December 16, 2014
Brazil Corrects a Glaring Flaw in their Infrastructure Development
Brazil is aggressively perusing the construction of dozens of hydroelectric dams in the Amazon River Basin as a way to produce clean and affordable electricity for its developing economy. One glaring error in the legislation authorizing these hydroelectric dams was the omission of the construction of locks at the dams allowing the river to remain navigable around the dams. That omission is now being addressed with new legislation.

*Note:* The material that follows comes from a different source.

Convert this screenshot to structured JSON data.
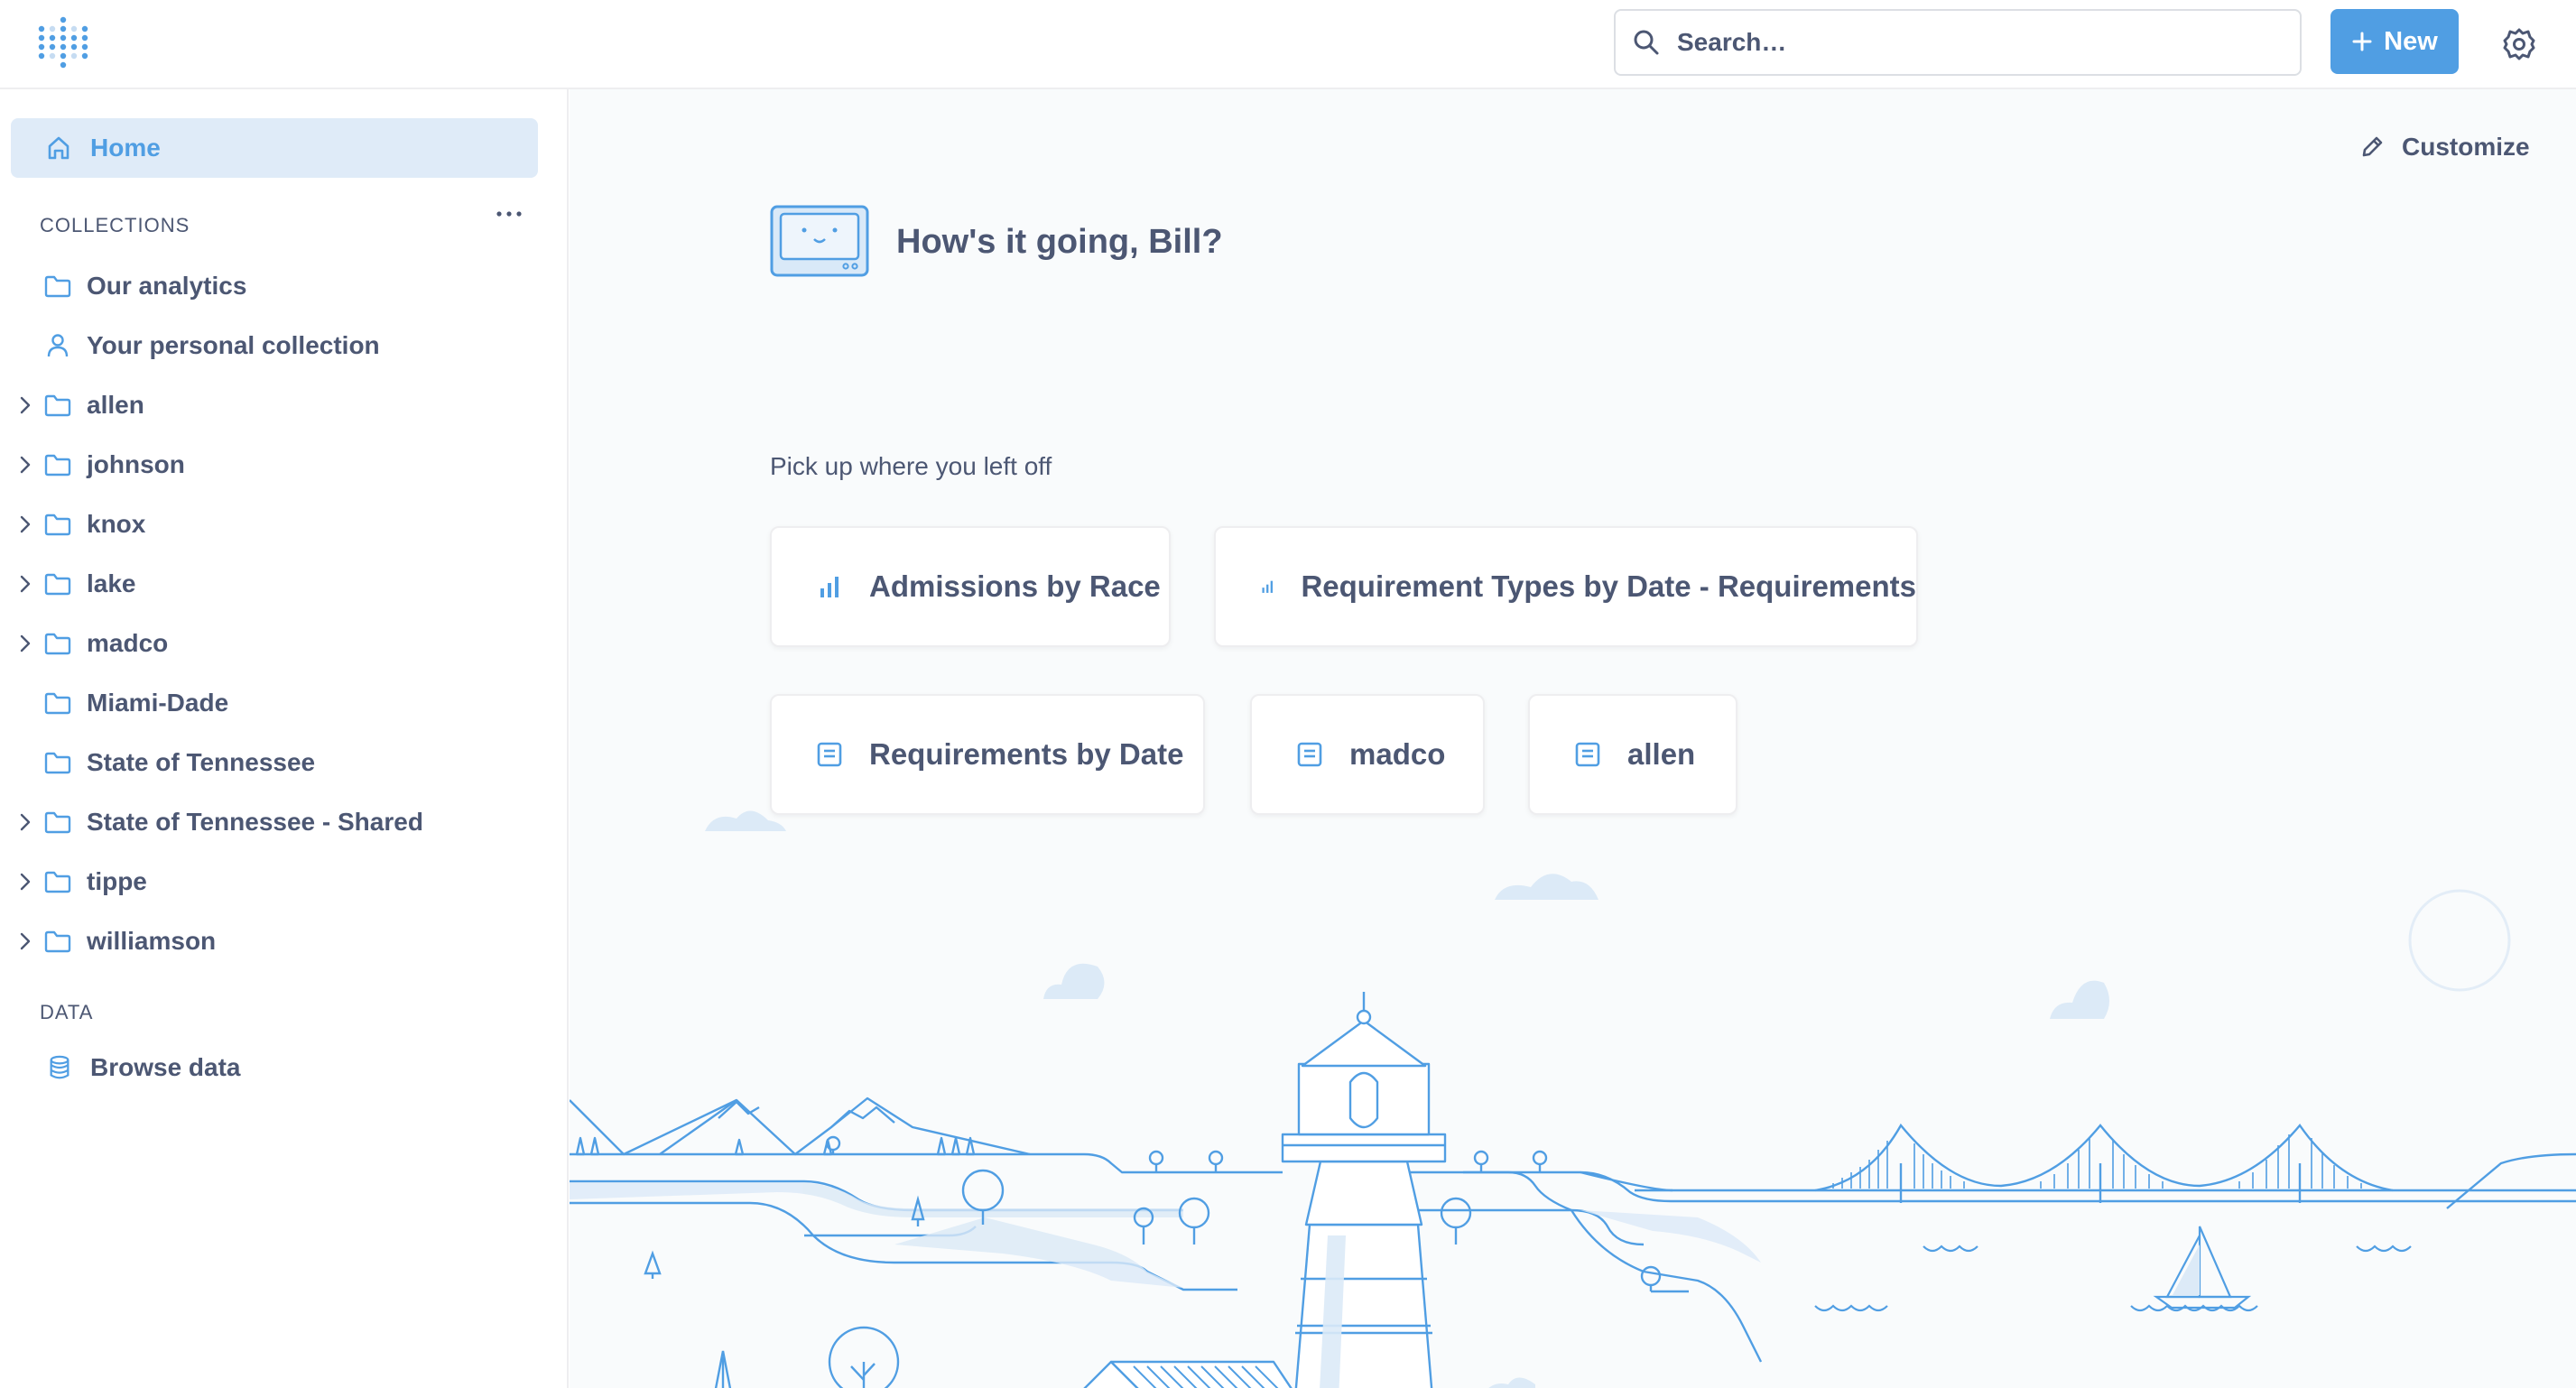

The Agriculture and Livestock Federation of Brazil (CAN) worked closely with the Brazilian Congress to draft legislation requiring that locks and other amenities that would make the river navigable for barge traffic be required with the construction of new dams as well as dams currently under construction. (As a side note, the President of CAN, Senator Katia Abreu, is scheduled to be the new Brazilian Minister of Agriculture.)
The locks and their operation would be publicly owned and maintained and the navigability of the rivers would be considered equally as important as electrical generation when new dams are being considered.
Only in recent years has there been a serious effort put forth to use barging operations in Brazil to move agricultural products to export facilities. These new efforts are the result of agricultural expansion into central Brazil and the southern Amazon Region. The new agriculture production is closer to the Amazon River and its tributaries and even further away from the major Brazilian ports in southern Brazil. The high costs of moving grain to export markets is a major concern for Brazilian farmers and they have been pressuring the Brazilian government to do more in the way of promoting barging as a way to reduce those costs.
Barging operations in southern Brazil was never feasible because few rivers in southern Brazil run to the Atlantic Coast. The Atlantic Coast Mountain Range, which parallels the southern coast of Brazil, forces most of the rivers in southern Brazil to run west (away from the coast) toward the Parana River which eventually empties into the Atlantic Ocean at Buenos Aires.
A good example of this westward sloping topography is the city of Sao Paulo which is only about 50 miles from the Atlantic Ocean. The rainfall which falls on this largest city in South America runs west (away from the coast) and travels over 3,000 kilometers before reaching the Atlantic Ocean at the city of Buenos Aires. On the approach to the international airport in Sao Paulo, you can see the Atlantic Ocean, yet the runoff from that very airport must travel through half the South American continent before reaching the ocean!